* Directions
Each line of the data below that contains "likes" must be copied.

Extracted material: Begin

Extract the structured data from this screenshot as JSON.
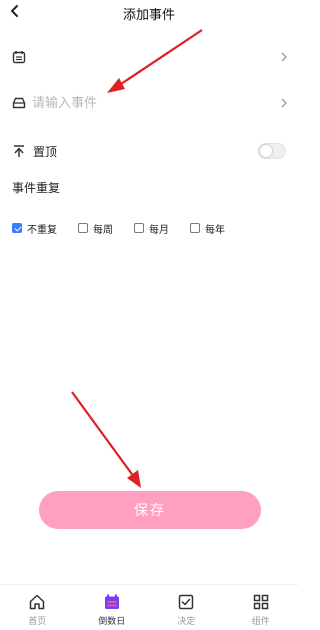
{
  "header": {
    "title": "添加事件"
  },
  "date_row": {},
  "event_row": {
    "placeholder": "请输入事件",
    "value": ""
  },
  "pin_row": {
    "label": "置顶",
    "enabled": false
  },
  "repeat": {
    "title": "事件重复",
    "options": [
      {
        "label": "不重复",
        "checked": true
      },
      {
        "label": "每周",
        "checked": false
      },
      {
        "label": "每月",
        "checked": false
      },
      {
        "label": "每年",
        "checked": false
      }
    ]
  },
  "save": {
    "label": "保存"
  },
  "tabbar": {
    "tabs": [
      {
        "label": "首页",
        "icon": "home-icon",
        "active": false
      },
      {
        "label": "倒数日",
        "icon": "calendar-icon",
        "active": true
      },
      {
        "label": "决定",
        "icon": "checkbox-icon",
        "active": false
      },
      {
        "label": "组件",
        "icon": "grid-icon",
        "active": false
      }
    ]
  },
  "colors": {
    "accent_pink": "#ff9fc2",
    "annotation_red": "#e02020",
    "checkbox_blue": "#3a7bff",
    "active_tab_purple": "#7b3ff2"
  }
}
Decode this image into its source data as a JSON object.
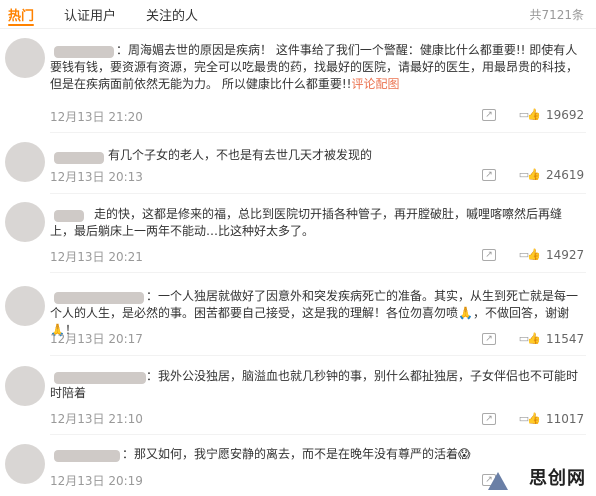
{
  "tabs": [
    {
      "label": "热门"
    },
    {
      "label": "认证用户"
    },
    {
      "label": "关注的人"
    }
  ],
  "total_count": "共7121条",
  "comments": [
    {
      "text": "：周海媚去世的原因是疾病！ 这件事给了我们一个警醒：健康比什么都重要!! 即使有人要钱有钱，要资源有资源，完全可以吃最贵的药，找最好的医院，请最好的医生，用最昂贵的科技，但是在疾病面前依然无能为力。 所以健康比什么都重要!!",
      "link": "评论配图",
      "time": "12月13日 21:20",
      "likes": "19692"
    },
    {
      "text": "有几个子女的老人，不也是有去世几天才被发现的",
      "time": "12月13日 20:13",
      "likes": "24619"
    },
    {
      "text": "走的快，这都是修来的福，总比到医院切开插各种管子，再开膛破肚，嘁哩喀嚓然后再缝上，最后躺床上一两年不能动…比这种好太多了。",
      "time": "12月13日 20:21",
      "likes": "14927"
    },
    {
      "text": "：一个人独居就做好了因意外和突发疾病死亡的准备。其实，从生到死亡就是每一个人的人生，是必然的事。困苦都要自己接受，这是我的理解！各位勿喜勿喷🙏，不做回答，谢谢🙏！",
      "time": "12月13日 20:17",
      "likes": "11547"
    },
    {
      "text": "：我外公没独居，脑溢血也就几秒钟的事，别什么都扯独居，子女伴侣也不可能时时陪着",
      "time": "12月13日 21:10",
      "likes": "11017"
    },
    {
      "text": "：那又如何，我宁愿安静的离去，而不是在晚年没有尊严的活着😱",
      "time": "12月13日 20:19",
      "likes": ""
    }
  ],
  "watermark": "思创网",
  "icons": {
    "share": "share-icon",
    "comment": "comment-icon",
    "like": "like-icon"
  },
  "colors": {
    "accent": "#ff8200",
    "link": "#eb7350",
    "meta": "#999999"
  }
}
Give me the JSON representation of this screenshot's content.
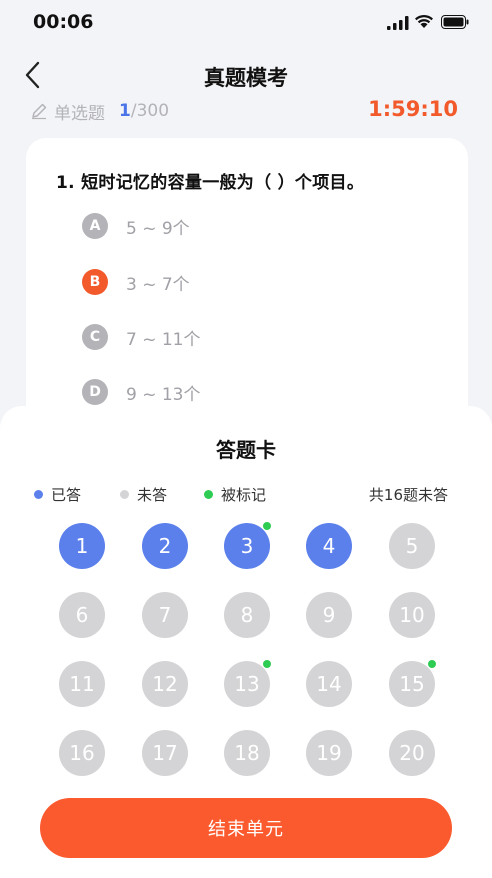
{
  "status": {
    "time": "00:06"
  },
  "nav": {
    "title": "真题模考"
  },
  "progress": {
    "type_label": "单选题",
    "current": "1",
    "total": "/300",
    "timer": "1:59:10"
  },
  "question": {
    "text": "1.  短时记忆的容量一般为（      ）个项目。",
    "options": [
      {
        "letter": "A",
        "text": "5 ~ 9个",
        "selected": false
      },
      {
        "letter": "B",
        "text": "3 ~ 7个",
        "selected": true
      },
      {
        "letter": "C",
        "text": "7 ~ 11个",
        "selected": false
      },
      {
        "letter": "D",
        "text": "9 ~ 13个",
        "selected": false
      }
    ]
  },
  "sheet": {
    "title": "答题卡",
    "legend": {
      "answered": "已答",
      "unanswered": "未答",
      "marked": "被标记"
    },
    "unanswered_count": "共16题未答",
    "questions": [
      {
        "n": "1",
        "answered": true,
        "marked": false
      },
      {
        "n": "2",
        "answered": true,
        "marked": false
      },
      {
        "n": "3",
        "answered": true,
        "marked": true
      },
      {
        "n": "4",
        "answered": true,
        "marked": false
      },
      {
        "n": "5",
        "answered": false,
        "marked": false
      },
      {
        "n": "6",
        "answered": false,
        "marked": false
      },
      {
        "n": "7",
        "answered": false,
        "marked": false
      },
      {
        "n": "8",
        "answered": false,
        "marked": false
      },
      {
        "n": "9",
        "answered": false,
        "marked": false
      },
      {
        "n": "10",
        "answered": false,
        "marked": false
      },
      {
        "n": "11",
        "answered": false,
        "marked": false
      },
      {
        "n": "12",
        "answered": false,
        "marked": false
      },
      {
        "n": "13",
        "answered": false,
        "marked": true
      },
      {
        "n": "14",
        "answered": false,
        "marked": false
      },
      {
        "n": "15",
        "answered": false,
        "marked": true
      },
      {
        "n": "16",
        "answered": false,
        "marked": false
      },
      {
        "n": "17",
        "answered": false,
        "marked": false
      },
      {
        "n": "18",
        "answered": false,
        "marked": false
      },
      {
        "n": "19",
        "answered": false,
        "marked": false
      },
      {
        "n": "20",
        "answered": false,
        "marked": false
      }
    ],
    "finish_label": "结束单元"
  },
  "colors": {
    "accent": "#f25a2c",
    "answered": "#5b80ec",
    "unanswered": "#d4d4d6",
    "marked": "#2ecc52"
  }
}
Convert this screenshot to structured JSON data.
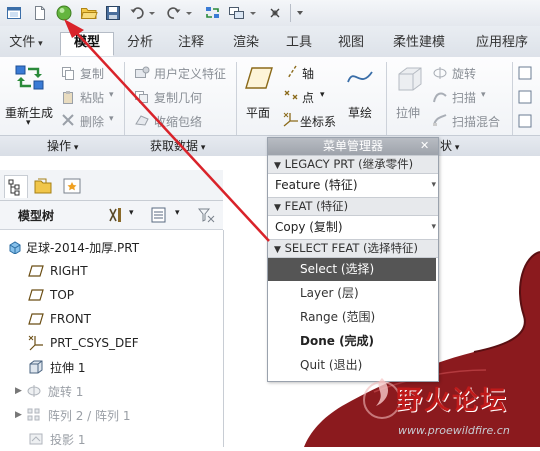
{
  "tabs": [
    "文件",
    "模型",
    "分析",
    "注释",
    "渲染",
    "工具",
    "视图",
    "柔性建模",
    "应用程序"
  ],
  "ribbon": {
    "regenerate": "重新生成",
    "copy": "复制",
    "paste": "粘贴",
    "delete": "删除",
    "user_feature": "用户定义特征",
    "copy_geometry": "复制几何",
    "shrinkwrap": "收缩包络",
    "plane": "平面",
    "axis": "轴",
    "point": "点",
    "csys": "坐标系",
    "sketch": "草绘",
    "extrude": "拉伸",
    "revolve": "旋转",
    "sweep": "扫描",
    "swept_blend": "扫描混合",
    "groups": {
      "operations": "操作",
      "get_data": "获取数据",
      "shapes": "状"
    }
  },
  "navigator": {
    "tree_label": "模型树",
    "items": [
      {
        "label": "足球-2014-加厚.PRT"
      },
      {
        "label": "RIGHT"
      },
      {
        "label": "TOP"
      },
      {
        "label": "FRONT"
      },
      {
        "label": "PRT_CSYS_DEF"
      },
      {
        "label": "拉伸 1"
      },
      {
        "label": "旋转 1"
      },
      {
        "label": "阵列 2 / 阵列 1"
      },
      {
        "label": "投影 1"
      }
    ]
  },
  "menu": {
    "title": "菜单管理器",
    "legacy_head": "LEGACY PRT (继承零件)",
    "legacy_value": "Feature (特征)",
    "feat_head": "FEAT (特征)",
    "feat_value": "Copy (复制)",
    "select_head": "SELECT FEAT (选择特征)",
    "items": [
      "Select (选择)",
      "Layer (层)",
      "Range (范围)",
      "Done (完成)",
      "Quit (退出)"
    ]
  },
  "watermark": {
    "name": "野火论坛",
    "url": "www.proewildfire.cn"
  },
  "colors": {
    "arrow": "#d9232a",
    "part": "#8b1a1e",
    "selected_menu_bg": "#555555"
  }
}
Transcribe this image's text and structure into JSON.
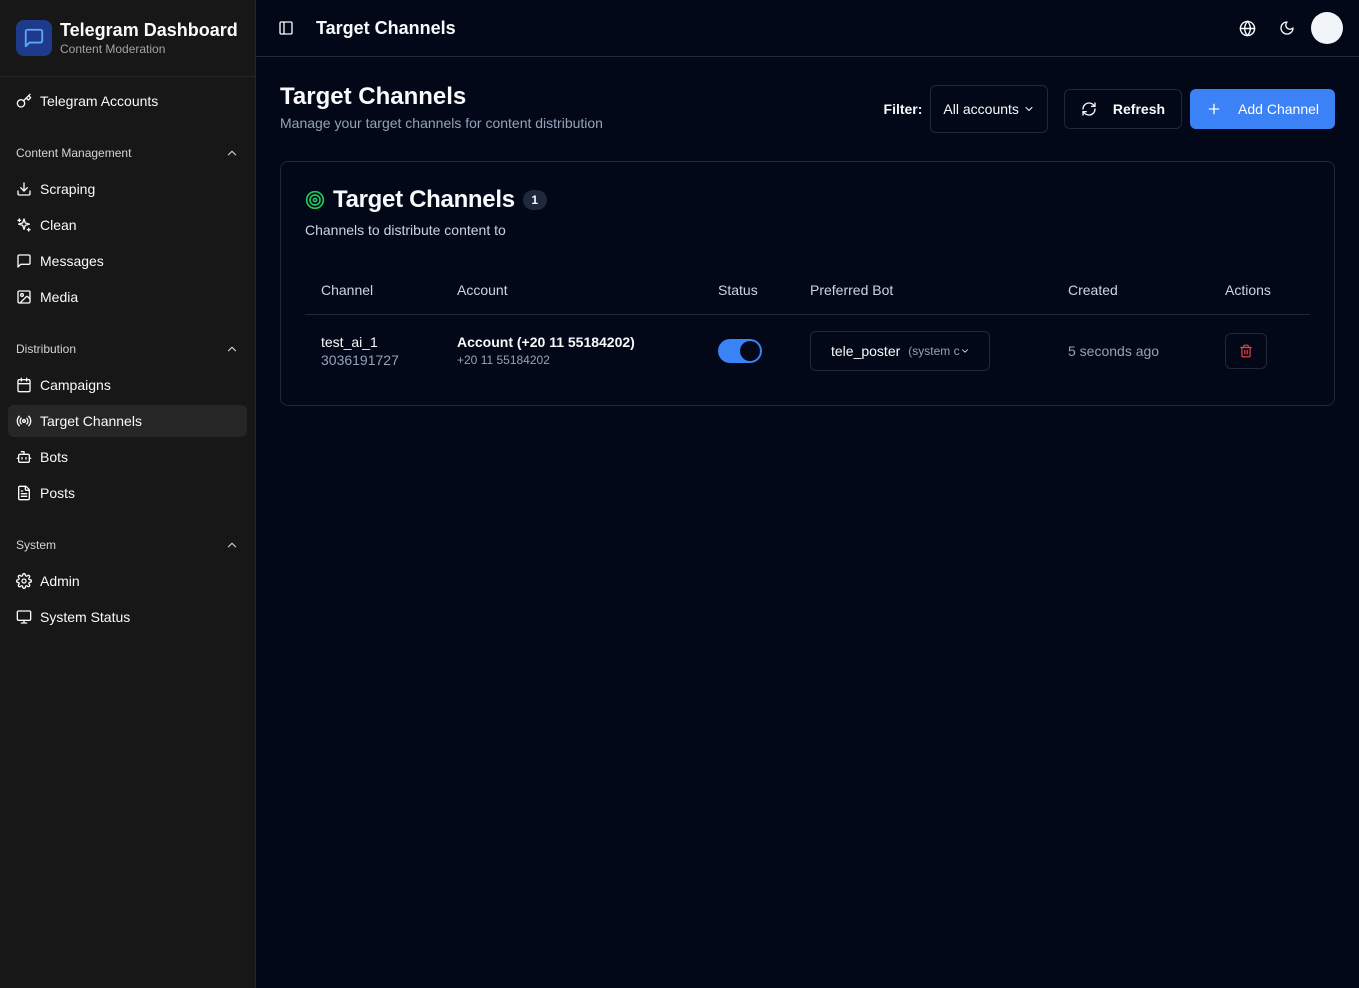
{
  "brand": {
    "title": "Telegram Dashboard",
    "subtitle": "Content Moderation"
  },
  "sidebar": {
    "top_item": {
      "label": "Telegram Accounts",
      "icon": "key-icon"
    },
    "groups": [
      {
        "label": "Content Management",
        "items": [
          {
            "label": "Scraping",
            "icon": "download-icon"
          },
          {
            "label": "Clean",
            "icon": "sparkles-icon"
          },
          {
            "label": "Messages",
            "icon": "message-square-icon"
          },
          {
            "label": "Media",
            "icon": "image-icon"
          }
        ]
      },
      {
        "label": "Distribution",
        "items": [
          {
            "label": "Campaigns",
            "icon": "calendar-icon"
          },
          {
            "label": "Target Channels",
            "icon": "radio-icon",
            "active": true
          },
          {
            "label": "Bots",
            "icon": "bot-icon"
          },
          {
            "label": "Posts",
            "icon": "file-text-icon"
          }
        ]
      },
      {
        "label": "System",
        "items": [
          {
            "label": "Admin",
            "icon": "settings-icon"
          },
          {
            "label": "System Status",
            "icon": "monitor-icon"
          }
        ]
      }
    ]
  },
  "topbar": {
    "title": "Target Channels"
  },
  "page": {
    "title": "Target Channels",
    "subtitle": "Manage your target channels for content distribution",
    "filter_label": "Filter:",
    "filter_value": "All accounts",
    "refresh_label": "Refresh",
    "add_label": "Add Channel"
  },
  "card": {
    "title": "Target Channels",
    "count": "1",
    "subtitle": "Channels to distribute content to",
    "columns": [
      "Channel",
      "Account",
      "Status",
      "Preferred Bot",
      "Created",
      "Actions"
    ],
    "rows": [
      {
        "channel_name": "test_ai_1",
        "channel_id": "3036191727",
        "account_name": "Account (+20 11 55184202)",
        "account_phone": "+20 11 55184202",
        "status_on": true,
        "bot_name": "tele_poster",
        "bot_meta": "(system c",
        "created": "5 seconds ago"
      }
    ]
  },
  "colors": {
    "accent": "#3b82f6",
    "danger": "#ef4444",
    "success": "#22c55e"
  }
}
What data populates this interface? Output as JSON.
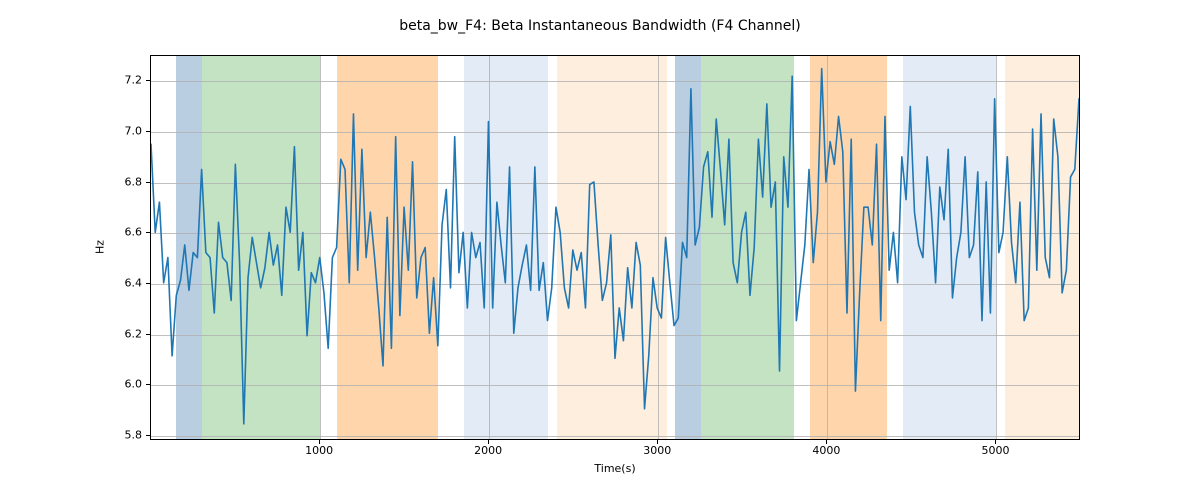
{
  "chart_data": {
    "type": "line",
    "title": "beta_bw_F4: Beta Instantaneous Bandwidth (F4 Channel)",
    "xlabel": "Time(s)",
    "ylabel": "Hz",
    "xlim": [
      0,
      5500
    ],
    "ylim": [
      5.78,
      7.3
    ],
    "xticks": [
      1000,
      2000,
      3000,
      4000,
      5000
    ],
    "yticks": [
      5.8,
      6.0,
      6.2,
      6.4,
      6.6,
      6.8,
      7.0,
      7.2
    ],
    "bands": [
      {
        "x0": 150,
        "x1": 300,
        "color": "#b9cee1"
      },
      {
        "x0": 300,
        "x1": 1000,
        "color": "#c3e3c3"
      },
      {
        "x0": 1100,
        "x1": 1700,
        "color": "#ffd6ac"
      },
      {
        "x0": 1850,
        "x1": 2350,
        "color": "#e3ecf6"
      },
      {
        "x0": 2400,
        "x1": 3050,
        "color": "#fdeedd"
      },
      {
        "x0": 3100,
        "x1": 3250,
        "color": "#b9cee1"
      },
      {
        "x0": 3250,
        "x1": 3800,
        "color": "#c3e3c3"
      },
      {
        "x0": 3900,
        "x1": 4350,
        "color": "#ffd6ac"
      },
      {
        "x0": 4450,
        "x1": 5000,
        "color": "#e3ecf6"
      },
      {
        "x0": 5050,
        "x1": 5500,
        "color": "#fdeedd"
      }
    ],
    "series": [
      {
        "name": "beta_bw_F4",
        "color": "#1f77b4",
        "x_step": 25,
        "x_start": 0,
        "values": [
          6.95,
          6.6,
          6.72,
          6.4,
          6.5,
          6.11,
          6.35,
          6.41,
          6.55,
          6.37,
          6.52,
          6.5,
          6.85,
          6.52,
          6.5,
          6.28,
          6.64,
          6.5,
          6.48,
          6.33,
          6.87,
          6.48,
          5.84,
          6.42,
          6.58,
          6.48,
          6.38,
          6.46,
          6.6,
          6.47,
          6.55,
          6.35,
          6.7,
          6.6,
          6.94,
          6.45,
          6.6,
          6.19,
          6.44,
          6.4,
          6.5,
          6.36,
          6.14,
          6.5,
          6.54,
          6.89,
          6.85,
          6.4,
          7.07,
          6.45,
          6.93,
          6.5,
          6.68,
          6.5,
          6.3,
          6.07,
          6.66,
          6.14,
          6.98,
          6.27,
          6.7,
          6.45,
          6.88,
          6.34,
          6.5,
          6.54,
          6.2,
          6.42,
          6.15,
          6.63,
          6.77,
          6.38,
          6.98,
          6.44,
          6.6,
          6.3,
          6.6,
          6.5,
          6.56,
          6.3,
          7.04,
          6.3,
          6.72,
          6.55,
          6.4,
          6.86,
          6.2,
          6.38,
          6.47,
          6.55,
          6.37,
          6.86,
          6.37,
          6.48,
          6.25,
          6.38,
          6.7,
          6.6,
          6.38,
          6.3,
          6.53,
          6.45,
          6.52,
          6.3,
          6.79,
          6.8,
          6.55,
          6.33,
          6.4,
          6.59,
          6.1,
          6.3,
          6.17,
          6.46,
          6.3,
          6.56,
          6.47,
          5.9,
          6.11,
          6.42,
          6.3,
          6.26,
          6.58,
          6.4,
          6.23,
          6.26,
          6.56,
          6.5,
          7.17,
          6.55,
          6.62,
          6.86,
          6.92,
          6.66,
          7.05,
          6.85,
          6.63,
          6.97,
          6.48,
          6.4,
          6.6,
          6.68,
          6.35,
          6.54,
          6.97,
          6.74,
          7.11,
          6.7,
          6.8,
          6.05,
          6.9,
          6.7,
          7.22,
          6.25,
          6.4,
          6.55,
          6.85,
          6.48,
          6.68,
          7.25,
          6.8,
          6.96,
          6.87,
          7.06,
          6.92,
          6.28,
          6.97,
          5.97,
          6.36,
          6.7,
          6.7,
          6.55,
          6.95,
          6.25,
          7.06,
          6.45,
          6.6,
          6.4,
          6.9,
          6.73,
          7.1,
          6.68,
          6.55,
          6.5,
          6.9,
          6.68,
          6.4,
          6.78,
          6.65,
          6.93,
          6.34,
          6.5,
          6.6,
          6.9,
          6.5,
          6.55,
          6.84,
          6.25,
          6.8,
          6.28,
          7.13,
          6.52,
          6.6,
          6.9,
          6.56,
          6.4,
          6.72,
          6.25,
          6.3,
          7.01,
          6.45,
          7.07,
          6.5,
          6.42,
          7.05,
          6.9,
          6.36,
          6.45,
          6.82,
          6.85,
          7.13
        ]
      }
    ]
  }
}
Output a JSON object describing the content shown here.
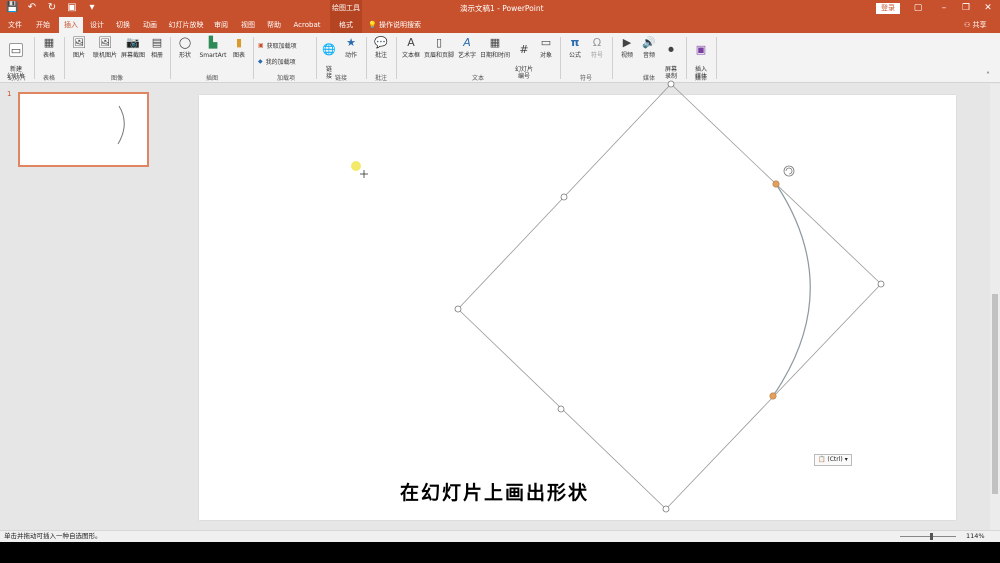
{
  "app": {
    "doc_title": "演示文稿1  -  PowerPoint",
    "context_tool_title": "绘图工具",
    "login_label": "登录",
    "share_label": "共享",
    "search_label": "操作说明搜索"
  },
  "tabs": [
    {
      "label": "文件"
    },
    {
      "label": "开始"
    },
    {
      "label": "插入"
    },
    {
      "label": "设计"
    },
    {
      "label": "切换"
    },
    {
      "label": "动画"
    },
    {
      "label": "幻灯片放映"
    },
    {
      "label": "审阅"
    },
    {
      "label": "视图"
    },
    {
      "label": "帮助"
    },
    {
      "label": "Acrobat"
    },
    {
      "label": "格式"
    }
  ],
  "ribbon": {
    "items": {
      "new_slide": "新建\n幻灯片",
      "table": "表格",
      "picture": "图片",
      "online_picture": "联机图片",
      "screenshot": "屏幕截图",
      "album": "相册",
      "shapes": "形状",
      "smartart": "SmartArt",
      "chart": "图表",
      "get_addins": "获取加载项",
      "my_addins": "我的加载项",
      "link": "链\n接",
      "action": "动作",
      "comment": "批注",
      "textbox": "文本框",
      "header_footer": "页眉和页脚",
      "wordart": "艺术字",
      "datetime": "日期和时间",
      "slide_number": "幻灯片\n编号",
      "object": "对象",
      "equation": "公式",
      "symbol": "符号",
      "video": "视频",
      "audio": "音频",
      "screen_record": "屏幕\n录制",
      "insert_media": "插入\n媒体"
    },
    "groups": {
      "slides": "幻灯片",
      "tables": "表格",
      "images": "图像",
      "illustrations": "插图",
      "addins": "加载项",
      "links": "链接",
      "comments": "批注",
      "text": "文本",
      "symbols": "符号",
      "media": "媒体",
      "media2": "媒体"
    }
  },
  "thumbnails": {
    "slide_number": "1"
  },
  "slide": {
    "caption": "在幻灯片上画出形状",
    "paste_options": "(Ctrl)"
  },
  "status": {
    "message": "单击并拖动可插入一种自选图形。",
    "zoom": "114%"
  },
  "colors": {
    "brand": "#c8512d",
    "handle_fill": "#ffffff",
    "adjust_handle": "#e0a060",
    "cursor_highlight": "#f3e85a"
  }
}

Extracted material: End

* Response area
      "likes": "19692"
      "likes": "24619"
      "likes": "14927"
      "likes": "11547"
      "likes": "11017"
      "likes": ""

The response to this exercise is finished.